Soon after Mohamed Morsi’s removal Interior Minister Mohamed Ibrahim announced that he had ordered several hundred former State Security officers back into service.
“There seems to be a clear attempt to rewrite a very recent history,” says Ahmed Abdallah, a leading member of the 6 April Movement. “One of the key demands of the revolution was to put an end to the brutal practices of the security establishment. Now revolutionaries are being portrayed as foreign agents and spies because some stormed the headquarters of the State Security, a symbol of that Mubarak-era oppression.”
On 1 January Prosecutor-General Hisham Barakat ordered an investigation after activists whose phone recordings had been broadcast petitioned against the breach of privacy. Days late, however, Barakat announced he was also opening an investigation into following complaints by a pro-Mubarak lawyer that the activists mentioned in Abdel-Rehim’s TV show had “conspired to raid the headquarters of State Security and endangered national security”.

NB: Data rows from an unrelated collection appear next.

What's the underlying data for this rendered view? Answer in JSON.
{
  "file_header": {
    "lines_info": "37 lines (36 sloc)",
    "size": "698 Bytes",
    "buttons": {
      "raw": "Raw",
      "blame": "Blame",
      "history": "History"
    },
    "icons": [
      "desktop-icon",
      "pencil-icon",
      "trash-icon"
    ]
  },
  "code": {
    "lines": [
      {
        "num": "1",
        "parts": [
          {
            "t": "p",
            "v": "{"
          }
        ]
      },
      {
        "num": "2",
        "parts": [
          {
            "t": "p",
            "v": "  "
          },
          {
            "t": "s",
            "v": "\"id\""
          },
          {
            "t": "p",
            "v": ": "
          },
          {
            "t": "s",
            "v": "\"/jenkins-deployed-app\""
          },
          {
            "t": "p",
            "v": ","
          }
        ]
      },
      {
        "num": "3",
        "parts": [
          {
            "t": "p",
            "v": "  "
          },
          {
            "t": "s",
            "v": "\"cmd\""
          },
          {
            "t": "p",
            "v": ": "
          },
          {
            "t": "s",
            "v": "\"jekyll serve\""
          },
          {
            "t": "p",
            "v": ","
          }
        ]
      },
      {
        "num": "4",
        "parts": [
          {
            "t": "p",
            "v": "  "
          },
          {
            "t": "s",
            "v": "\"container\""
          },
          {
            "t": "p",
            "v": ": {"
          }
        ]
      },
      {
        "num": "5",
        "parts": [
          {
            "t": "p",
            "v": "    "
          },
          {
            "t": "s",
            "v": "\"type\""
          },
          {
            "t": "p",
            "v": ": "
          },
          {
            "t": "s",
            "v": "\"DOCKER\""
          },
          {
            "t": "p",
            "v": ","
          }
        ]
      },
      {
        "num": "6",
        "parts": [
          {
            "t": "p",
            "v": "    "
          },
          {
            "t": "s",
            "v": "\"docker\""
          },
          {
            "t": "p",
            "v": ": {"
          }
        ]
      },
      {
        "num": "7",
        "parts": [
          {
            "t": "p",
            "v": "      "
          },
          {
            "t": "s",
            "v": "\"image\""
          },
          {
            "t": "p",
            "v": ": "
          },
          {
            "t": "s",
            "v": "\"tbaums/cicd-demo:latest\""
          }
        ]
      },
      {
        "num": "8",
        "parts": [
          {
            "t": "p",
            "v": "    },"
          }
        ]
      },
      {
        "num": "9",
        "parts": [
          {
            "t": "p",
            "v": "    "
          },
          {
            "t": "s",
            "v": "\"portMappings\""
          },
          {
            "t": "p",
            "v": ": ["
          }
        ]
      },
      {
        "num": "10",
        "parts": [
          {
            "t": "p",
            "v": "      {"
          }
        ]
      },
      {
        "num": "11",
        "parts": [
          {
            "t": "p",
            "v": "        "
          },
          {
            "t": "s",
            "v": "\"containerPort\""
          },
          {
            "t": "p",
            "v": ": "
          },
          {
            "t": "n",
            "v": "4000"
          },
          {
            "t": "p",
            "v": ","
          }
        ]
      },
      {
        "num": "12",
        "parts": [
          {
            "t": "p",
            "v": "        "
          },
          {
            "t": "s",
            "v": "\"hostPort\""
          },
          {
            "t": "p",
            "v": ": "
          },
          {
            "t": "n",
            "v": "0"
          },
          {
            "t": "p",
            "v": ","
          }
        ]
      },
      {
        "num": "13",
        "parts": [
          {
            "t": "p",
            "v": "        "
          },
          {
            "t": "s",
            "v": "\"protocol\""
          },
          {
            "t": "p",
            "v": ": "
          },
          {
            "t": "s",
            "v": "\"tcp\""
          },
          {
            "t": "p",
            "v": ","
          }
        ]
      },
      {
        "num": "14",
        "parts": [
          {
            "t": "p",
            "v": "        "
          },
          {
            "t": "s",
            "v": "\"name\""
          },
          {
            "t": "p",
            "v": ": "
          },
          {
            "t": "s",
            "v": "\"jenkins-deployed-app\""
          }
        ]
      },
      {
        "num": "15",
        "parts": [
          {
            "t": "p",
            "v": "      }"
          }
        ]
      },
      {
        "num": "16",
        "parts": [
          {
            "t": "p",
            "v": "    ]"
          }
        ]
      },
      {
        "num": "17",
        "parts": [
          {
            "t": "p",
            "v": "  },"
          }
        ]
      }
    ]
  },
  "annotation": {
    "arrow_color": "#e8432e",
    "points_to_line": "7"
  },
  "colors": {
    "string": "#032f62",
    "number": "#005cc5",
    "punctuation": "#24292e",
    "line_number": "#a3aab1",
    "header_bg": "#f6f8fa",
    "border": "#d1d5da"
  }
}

“We had very specific demands during the revolution three years ago, bread, freedom and social justice,” says Abdallah. “When SCAF disregarded those demands we stood up against SCAF. We were in the front lines of Egyptians who demanded the removal of the Brotherhood and Morsi on 30 June for the same reason. Now it looks like we’re back to square one with the return of the Mubarak security establishment seeking to exact revenge.”
Small leftist parties and radical youth groups such as 6 April and the Revolutionary Socialists were alarmed by President Adli Mansour’s approval in late November of the so-called “demonstrations law” which they claim seeks to ban the right to assemble and protest peacefully. When they held small demonstrations against that law they were attacked by anti-riot police. Several prominent activists were arrested, including 6 April founder Ahmed Maher, his colleagues Mohamed Adel and Ahmed Doma and blogger Alaa Abdel-Fattah.
Maher, Adel and Doma were handed sentences of three years and fined LE50,000 each after they were convicted of holding an unlicensed demonstration in front of Abdine Court in Cairo in early December. Their lawyers have appealed the sentences and the first court session was due to be held yesterday. Both Maher and Adel were among those whose phone conversations were aired on the TV show presented by Ali.
Abdel-Fattah is currently awaiting trial along with 24 activists who protested on 27 November against an article in the new draft constitution allowing civilians to face trial in military courts. They have all been charged with violations of the controversial demonstration law.
On Sunday Abdallah, Abdel-Fattah and his sister Mona Seif, founder of the No to Military Trials group, received a one-year suspended prison sentence after they were convicted of setting fire to the headquarters of former presidential candidate, Ahmed Shafik in May 2012. Shafik, the last prime minister Mubarak appointed, withdrew his complaint against the three months ago. That the case was subsequently revived has deepened concerns among 25 January Revolution activists that they are being targeted.
“Anyone who now opposes the government and military is accused of being a foreign agent or a member of a sleeping Brotherhood cell by supporters of the old Mubarak regime,” says Ahmed Seif, a lawyer and the father of Abdel-Fattah and Mona. “After opening an investigation over the storming of the State Security headquarters I wouldn’t be surprised if the prosecutor-general soon ordered an investigation into the removal of Mubarak. The third anniversary of the 25 January Revolution is approaching after all.”